True, our choral societies have thrilled to his grand setting of Milton's Blest Pair of Sirens ever since it established his national reputation in 1887. Anglicans who still cleave to Songs of Praise justly cherish his hymn tune to 'Dear Lord and Father of Mankind'. And those who recall the last Coronation will never forget the majestic impact of his anthem I Was Glad as the young Queen entered the Abbey.
Yet until recently this was about all the Parry that most music lovers got a chance to hear. As for the man himself: he resided in the collective memory, if at all, as a gentlemanly butt of George Bernard Shaw's music criticism, who divided his time between teaching Holst and Vaughan Williams, yachting and running his country estate.
These days, thanks largely to the sponsorship of the Ralph Vaughan Williams Trust, it is possible to gain a fairer grasp of Parry's scope from recordings of his many other choral works besides Blest Pair, of his wealth of early chamber music and, not least, of his five vigorously argued symphonies. And now, at last, we have a sensitive and thoroughly researched study of the life and works. Jeremy Dibble interpolates his musical analyses into the biography itself, rather than settling for the easier option of separate chapters. But he keeps his technical discussions concise enough not to disrupt the narrative unduly.

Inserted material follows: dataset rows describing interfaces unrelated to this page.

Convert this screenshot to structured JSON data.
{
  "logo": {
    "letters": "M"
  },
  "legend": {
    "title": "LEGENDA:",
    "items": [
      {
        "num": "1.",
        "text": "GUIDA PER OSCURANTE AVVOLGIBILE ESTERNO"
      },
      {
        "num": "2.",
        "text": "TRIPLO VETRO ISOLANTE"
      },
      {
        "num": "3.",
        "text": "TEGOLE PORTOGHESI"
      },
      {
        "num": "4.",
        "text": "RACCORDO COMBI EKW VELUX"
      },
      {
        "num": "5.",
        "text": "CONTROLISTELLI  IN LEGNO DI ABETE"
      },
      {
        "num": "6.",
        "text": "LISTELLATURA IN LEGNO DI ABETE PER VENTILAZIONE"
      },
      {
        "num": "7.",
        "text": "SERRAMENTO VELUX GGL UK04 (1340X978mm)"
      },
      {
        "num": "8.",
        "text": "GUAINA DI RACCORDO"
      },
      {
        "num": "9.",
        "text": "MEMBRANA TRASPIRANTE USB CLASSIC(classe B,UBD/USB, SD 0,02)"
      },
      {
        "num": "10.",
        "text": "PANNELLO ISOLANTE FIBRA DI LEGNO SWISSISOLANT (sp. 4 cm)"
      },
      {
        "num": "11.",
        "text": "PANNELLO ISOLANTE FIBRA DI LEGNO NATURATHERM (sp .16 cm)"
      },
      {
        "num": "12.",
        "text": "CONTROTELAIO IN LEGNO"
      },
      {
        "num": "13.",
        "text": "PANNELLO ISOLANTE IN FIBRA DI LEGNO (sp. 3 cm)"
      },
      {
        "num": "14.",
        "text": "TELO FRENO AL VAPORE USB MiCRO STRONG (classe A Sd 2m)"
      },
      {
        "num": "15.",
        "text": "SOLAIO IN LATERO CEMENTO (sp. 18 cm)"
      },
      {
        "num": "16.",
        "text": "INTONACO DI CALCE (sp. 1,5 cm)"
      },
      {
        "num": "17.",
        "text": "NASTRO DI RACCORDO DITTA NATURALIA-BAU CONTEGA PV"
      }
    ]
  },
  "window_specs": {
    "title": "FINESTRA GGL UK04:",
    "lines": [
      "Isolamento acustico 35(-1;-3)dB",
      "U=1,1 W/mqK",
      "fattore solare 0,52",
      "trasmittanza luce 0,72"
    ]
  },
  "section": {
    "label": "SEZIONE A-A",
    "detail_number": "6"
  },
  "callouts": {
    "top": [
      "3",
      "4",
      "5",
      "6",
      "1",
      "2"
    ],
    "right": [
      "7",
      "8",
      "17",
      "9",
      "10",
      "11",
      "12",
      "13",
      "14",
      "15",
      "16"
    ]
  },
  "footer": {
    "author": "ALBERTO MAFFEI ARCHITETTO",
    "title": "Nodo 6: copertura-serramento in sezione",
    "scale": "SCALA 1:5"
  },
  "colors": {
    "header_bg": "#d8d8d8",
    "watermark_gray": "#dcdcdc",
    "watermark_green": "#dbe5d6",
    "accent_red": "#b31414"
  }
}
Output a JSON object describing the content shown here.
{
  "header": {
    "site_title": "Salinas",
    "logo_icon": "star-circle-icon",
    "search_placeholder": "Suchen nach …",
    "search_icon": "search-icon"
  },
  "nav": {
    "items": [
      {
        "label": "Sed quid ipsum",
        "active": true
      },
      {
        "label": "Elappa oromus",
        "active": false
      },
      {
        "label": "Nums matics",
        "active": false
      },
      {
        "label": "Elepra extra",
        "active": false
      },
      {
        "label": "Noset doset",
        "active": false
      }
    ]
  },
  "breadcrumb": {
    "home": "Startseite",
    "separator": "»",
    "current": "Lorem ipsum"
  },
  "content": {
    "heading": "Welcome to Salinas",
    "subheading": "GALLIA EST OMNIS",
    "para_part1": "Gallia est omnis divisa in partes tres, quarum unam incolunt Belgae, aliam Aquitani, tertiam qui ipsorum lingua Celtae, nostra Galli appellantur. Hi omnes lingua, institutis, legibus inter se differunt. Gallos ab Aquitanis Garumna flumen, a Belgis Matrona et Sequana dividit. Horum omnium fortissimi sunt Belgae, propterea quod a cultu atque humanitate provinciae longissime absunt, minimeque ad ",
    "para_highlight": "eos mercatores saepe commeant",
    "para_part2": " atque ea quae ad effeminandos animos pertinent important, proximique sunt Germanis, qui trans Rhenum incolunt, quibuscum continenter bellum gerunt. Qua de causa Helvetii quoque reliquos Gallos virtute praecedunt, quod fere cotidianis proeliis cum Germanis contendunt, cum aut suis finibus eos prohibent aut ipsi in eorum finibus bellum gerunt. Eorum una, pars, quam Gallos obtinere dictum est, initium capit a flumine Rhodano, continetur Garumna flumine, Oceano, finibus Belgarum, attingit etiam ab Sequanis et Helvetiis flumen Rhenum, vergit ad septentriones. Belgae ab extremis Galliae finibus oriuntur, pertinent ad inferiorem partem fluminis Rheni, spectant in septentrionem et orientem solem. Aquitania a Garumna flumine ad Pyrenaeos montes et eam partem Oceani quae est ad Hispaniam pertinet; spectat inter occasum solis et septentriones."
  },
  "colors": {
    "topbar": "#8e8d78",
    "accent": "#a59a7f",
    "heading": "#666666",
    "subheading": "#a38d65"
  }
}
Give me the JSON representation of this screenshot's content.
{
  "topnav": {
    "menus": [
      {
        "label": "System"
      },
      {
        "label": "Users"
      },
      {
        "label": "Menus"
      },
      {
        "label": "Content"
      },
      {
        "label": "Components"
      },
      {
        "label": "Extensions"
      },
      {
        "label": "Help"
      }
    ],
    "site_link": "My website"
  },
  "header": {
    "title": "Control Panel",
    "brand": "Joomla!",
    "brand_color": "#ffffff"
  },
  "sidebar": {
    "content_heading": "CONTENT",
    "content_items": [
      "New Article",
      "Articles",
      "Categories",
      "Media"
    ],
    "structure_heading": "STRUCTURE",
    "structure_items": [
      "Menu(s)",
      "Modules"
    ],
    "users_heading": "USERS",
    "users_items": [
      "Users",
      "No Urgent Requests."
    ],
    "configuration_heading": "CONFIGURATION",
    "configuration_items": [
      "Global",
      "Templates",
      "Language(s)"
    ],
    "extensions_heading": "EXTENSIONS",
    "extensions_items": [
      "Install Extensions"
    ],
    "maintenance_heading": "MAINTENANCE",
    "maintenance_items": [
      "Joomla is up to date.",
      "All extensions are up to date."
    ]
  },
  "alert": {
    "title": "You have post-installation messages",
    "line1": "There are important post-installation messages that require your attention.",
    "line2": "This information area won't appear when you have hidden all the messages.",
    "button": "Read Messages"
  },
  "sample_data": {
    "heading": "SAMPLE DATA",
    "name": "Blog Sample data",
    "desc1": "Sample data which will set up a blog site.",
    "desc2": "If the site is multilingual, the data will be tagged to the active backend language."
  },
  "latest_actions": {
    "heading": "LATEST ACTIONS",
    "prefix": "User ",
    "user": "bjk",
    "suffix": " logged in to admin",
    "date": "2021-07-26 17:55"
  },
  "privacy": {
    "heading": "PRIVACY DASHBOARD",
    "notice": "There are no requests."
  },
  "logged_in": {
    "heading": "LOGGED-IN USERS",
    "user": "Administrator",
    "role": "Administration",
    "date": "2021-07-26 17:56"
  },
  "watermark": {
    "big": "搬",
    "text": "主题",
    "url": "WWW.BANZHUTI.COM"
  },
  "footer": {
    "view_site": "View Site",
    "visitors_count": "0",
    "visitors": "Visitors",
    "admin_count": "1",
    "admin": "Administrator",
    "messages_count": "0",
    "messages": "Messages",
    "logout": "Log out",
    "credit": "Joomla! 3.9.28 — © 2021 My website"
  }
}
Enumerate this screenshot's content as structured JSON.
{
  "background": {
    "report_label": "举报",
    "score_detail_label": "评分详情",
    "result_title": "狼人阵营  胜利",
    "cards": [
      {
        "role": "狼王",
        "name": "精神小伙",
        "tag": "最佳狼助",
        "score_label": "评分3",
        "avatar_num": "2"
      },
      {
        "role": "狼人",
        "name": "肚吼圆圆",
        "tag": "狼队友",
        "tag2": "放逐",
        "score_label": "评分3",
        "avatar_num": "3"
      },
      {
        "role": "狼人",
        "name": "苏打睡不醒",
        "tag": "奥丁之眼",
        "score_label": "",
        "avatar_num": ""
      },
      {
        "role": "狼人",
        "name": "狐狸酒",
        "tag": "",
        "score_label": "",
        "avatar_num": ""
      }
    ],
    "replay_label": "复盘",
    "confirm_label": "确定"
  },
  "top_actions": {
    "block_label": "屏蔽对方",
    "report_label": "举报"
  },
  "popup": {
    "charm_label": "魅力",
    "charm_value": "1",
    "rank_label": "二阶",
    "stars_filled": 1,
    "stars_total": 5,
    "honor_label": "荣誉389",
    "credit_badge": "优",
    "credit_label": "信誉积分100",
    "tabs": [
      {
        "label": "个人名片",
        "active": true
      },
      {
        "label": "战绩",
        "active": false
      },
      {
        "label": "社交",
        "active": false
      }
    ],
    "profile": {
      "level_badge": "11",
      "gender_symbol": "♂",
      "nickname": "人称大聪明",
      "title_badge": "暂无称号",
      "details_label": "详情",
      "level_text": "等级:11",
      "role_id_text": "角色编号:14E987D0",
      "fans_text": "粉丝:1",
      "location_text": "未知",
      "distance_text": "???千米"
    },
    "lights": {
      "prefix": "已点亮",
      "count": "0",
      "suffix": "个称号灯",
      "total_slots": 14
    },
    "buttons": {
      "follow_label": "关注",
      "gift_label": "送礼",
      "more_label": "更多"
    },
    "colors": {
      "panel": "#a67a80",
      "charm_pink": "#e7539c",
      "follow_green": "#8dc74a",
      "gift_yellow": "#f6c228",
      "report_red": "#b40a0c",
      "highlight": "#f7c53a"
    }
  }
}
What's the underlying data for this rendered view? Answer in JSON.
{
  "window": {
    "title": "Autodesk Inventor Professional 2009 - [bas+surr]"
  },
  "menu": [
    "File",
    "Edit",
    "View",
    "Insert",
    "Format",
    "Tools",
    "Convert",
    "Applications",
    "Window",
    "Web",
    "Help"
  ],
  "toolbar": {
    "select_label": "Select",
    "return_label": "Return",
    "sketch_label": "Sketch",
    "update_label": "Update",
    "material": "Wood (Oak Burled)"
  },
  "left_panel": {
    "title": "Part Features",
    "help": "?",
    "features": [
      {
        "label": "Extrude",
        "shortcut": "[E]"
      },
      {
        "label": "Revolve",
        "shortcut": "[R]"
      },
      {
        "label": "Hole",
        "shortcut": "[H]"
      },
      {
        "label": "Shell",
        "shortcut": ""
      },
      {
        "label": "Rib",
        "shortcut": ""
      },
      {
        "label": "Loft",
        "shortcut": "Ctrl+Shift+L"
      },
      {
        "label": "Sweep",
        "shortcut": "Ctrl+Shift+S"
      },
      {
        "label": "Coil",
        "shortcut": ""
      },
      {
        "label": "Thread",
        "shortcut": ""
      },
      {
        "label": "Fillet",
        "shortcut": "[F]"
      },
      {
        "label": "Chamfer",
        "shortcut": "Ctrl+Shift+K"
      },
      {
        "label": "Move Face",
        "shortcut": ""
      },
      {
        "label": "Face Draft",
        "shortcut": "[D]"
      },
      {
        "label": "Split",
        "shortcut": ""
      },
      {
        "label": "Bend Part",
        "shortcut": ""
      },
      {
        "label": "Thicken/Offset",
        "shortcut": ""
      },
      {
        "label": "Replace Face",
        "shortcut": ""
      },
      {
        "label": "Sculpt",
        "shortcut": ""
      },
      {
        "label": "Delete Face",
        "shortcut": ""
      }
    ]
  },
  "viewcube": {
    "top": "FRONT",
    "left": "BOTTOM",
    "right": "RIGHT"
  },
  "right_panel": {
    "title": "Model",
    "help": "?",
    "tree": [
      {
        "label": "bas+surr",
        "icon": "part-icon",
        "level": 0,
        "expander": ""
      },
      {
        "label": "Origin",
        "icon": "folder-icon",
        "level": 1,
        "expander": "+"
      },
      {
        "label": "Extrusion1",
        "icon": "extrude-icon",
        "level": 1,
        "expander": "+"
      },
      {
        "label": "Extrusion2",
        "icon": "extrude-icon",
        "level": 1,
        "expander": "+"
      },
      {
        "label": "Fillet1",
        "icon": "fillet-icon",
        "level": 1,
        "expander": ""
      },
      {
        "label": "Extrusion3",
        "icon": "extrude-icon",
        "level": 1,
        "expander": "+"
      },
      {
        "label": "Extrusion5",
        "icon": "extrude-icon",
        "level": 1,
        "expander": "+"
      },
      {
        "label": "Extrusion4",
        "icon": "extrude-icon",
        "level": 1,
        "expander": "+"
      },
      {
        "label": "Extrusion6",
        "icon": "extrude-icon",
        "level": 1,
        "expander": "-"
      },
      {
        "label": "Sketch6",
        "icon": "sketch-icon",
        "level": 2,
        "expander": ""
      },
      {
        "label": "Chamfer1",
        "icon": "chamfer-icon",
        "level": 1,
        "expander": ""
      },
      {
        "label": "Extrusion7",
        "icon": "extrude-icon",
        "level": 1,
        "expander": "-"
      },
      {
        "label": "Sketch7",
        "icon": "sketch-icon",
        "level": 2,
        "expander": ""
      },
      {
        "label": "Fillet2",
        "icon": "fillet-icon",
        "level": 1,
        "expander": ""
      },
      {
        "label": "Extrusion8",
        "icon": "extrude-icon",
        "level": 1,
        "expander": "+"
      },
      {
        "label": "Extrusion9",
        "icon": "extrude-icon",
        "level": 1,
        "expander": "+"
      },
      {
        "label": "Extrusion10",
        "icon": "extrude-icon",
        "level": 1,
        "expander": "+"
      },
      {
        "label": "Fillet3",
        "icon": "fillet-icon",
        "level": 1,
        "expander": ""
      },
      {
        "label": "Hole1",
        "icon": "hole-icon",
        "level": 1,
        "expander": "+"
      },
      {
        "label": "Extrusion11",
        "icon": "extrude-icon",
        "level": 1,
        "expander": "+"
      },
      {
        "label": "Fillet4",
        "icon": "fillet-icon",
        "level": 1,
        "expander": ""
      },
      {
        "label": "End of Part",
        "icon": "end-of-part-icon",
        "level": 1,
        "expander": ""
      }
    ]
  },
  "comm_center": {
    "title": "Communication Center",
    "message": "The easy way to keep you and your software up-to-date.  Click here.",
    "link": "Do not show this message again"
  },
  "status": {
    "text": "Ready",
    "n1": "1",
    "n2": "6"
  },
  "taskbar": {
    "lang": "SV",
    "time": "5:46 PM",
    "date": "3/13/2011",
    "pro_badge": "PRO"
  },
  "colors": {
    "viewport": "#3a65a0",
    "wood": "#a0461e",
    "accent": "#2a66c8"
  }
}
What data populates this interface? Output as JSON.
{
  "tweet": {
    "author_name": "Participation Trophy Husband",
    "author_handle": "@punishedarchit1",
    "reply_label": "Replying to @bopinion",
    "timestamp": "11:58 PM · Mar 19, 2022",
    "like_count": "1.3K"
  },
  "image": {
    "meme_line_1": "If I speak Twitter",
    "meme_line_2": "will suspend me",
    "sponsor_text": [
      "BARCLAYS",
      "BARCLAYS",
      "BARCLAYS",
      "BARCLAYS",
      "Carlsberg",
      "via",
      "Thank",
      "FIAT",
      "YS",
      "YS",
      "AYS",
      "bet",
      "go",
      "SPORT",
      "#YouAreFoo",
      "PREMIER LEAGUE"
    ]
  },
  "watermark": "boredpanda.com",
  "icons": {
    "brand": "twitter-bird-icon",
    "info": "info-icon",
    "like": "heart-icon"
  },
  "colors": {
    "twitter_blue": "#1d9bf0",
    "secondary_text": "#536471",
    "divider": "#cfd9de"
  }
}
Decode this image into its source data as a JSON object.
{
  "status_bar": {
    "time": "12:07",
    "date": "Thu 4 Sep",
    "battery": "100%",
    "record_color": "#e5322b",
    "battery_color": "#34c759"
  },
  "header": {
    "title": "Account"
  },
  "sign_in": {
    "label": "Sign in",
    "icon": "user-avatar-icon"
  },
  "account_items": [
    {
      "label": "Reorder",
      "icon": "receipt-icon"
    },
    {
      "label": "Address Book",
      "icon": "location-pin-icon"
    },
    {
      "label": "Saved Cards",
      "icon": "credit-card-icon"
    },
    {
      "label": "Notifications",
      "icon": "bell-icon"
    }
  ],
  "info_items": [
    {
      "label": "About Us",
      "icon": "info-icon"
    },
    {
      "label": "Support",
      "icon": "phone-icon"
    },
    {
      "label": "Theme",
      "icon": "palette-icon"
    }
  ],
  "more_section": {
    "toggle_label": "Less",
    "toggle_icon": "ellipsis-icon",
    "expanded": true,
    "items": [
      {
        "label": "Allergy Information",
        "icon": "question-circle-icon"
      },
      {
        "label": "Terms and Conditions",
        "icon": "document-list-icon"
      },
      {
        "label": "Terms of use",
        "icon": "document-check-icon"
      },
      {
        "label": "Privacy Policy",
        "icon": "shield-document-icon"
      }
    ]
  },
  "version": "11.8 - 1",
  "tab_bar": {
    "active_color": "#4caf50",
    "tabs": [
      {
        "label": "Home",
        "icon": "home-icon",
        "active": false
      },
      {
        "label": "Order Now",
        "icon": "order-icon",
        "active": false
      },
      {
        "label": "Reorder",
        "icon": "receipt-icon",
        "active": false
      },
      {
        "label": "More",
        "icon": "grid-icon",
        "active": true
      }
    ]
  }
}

In any case, it proves peculiarly difficult to disentangle Parry's musical idealism from his circumstances. Born into the landed gentry in 1848, educated at Eton and married into the aristocracy, he soon came to loathe the privilege and conservatism of his inheritance - in ironic contrast with the self-made Elgar, nine years his junior, who could hardly wait to climb into the Establishment. Inspired by the radical precepts of Ruskin, Matthew Arnold and Herbert Spencer, Parry was to pursue a fiercely progressive intellectual life that took in Ibsen, Zola and Nietzsche in his middle years and, in old age, the challenge of Stravinsky and Schoenberg. His politics seem to have been left of liberalism.
It was, rather, in the great enterprise that he shared with such colleagues as Grove and Stanford - to raise British musical standards out of the mid-Victorian morass - that his inherited sense of noblesse oblige betrayed him. So inspiring, by all accounts, was his public persona, that he found himself precipitated (almost against his will) into the simultaneous Directorship of the Royal College, the Chair of Music at Oxford and a baronetcy. Yet a lifetime of diary-keeping told of a restlessly intelligent and lonely man, haunted by family problems and a heart condition, and utterly clear-eyed about his limitations as a composer.
One of the fascinations of this book is following how Parry gradually focused a style for himself out of the Baroque and Classical past, the cyclical procedures of Liszt and the harmonic enrichments of his German contemporaries. His mature work is often described as Brahmsian, though that influence is far less obvious than in Stanford's music. If anything, the impressive sweep of his Third and Fourth symphonies takes after the more ebullient orchestral flights of Schumann, though cleaner in texture. But ultimately, the broad contrapuntal paragraphing, as directly inherited by Vaughan Williams, proves quite personal; not to say the potent vein of diatonic melody - the big tune in Holst's Jupiter owes far more to Parry than to folksong.
No doubt he was unfortunate to be eclipsed by the genius of Elgar, especially as the ceremonial style we think of as Elgarian was largely Parry's creation. Yet Dr Dibble reveals an unquestionably great man, who rose to greatness in his music more often than is commonly thought.Reuse content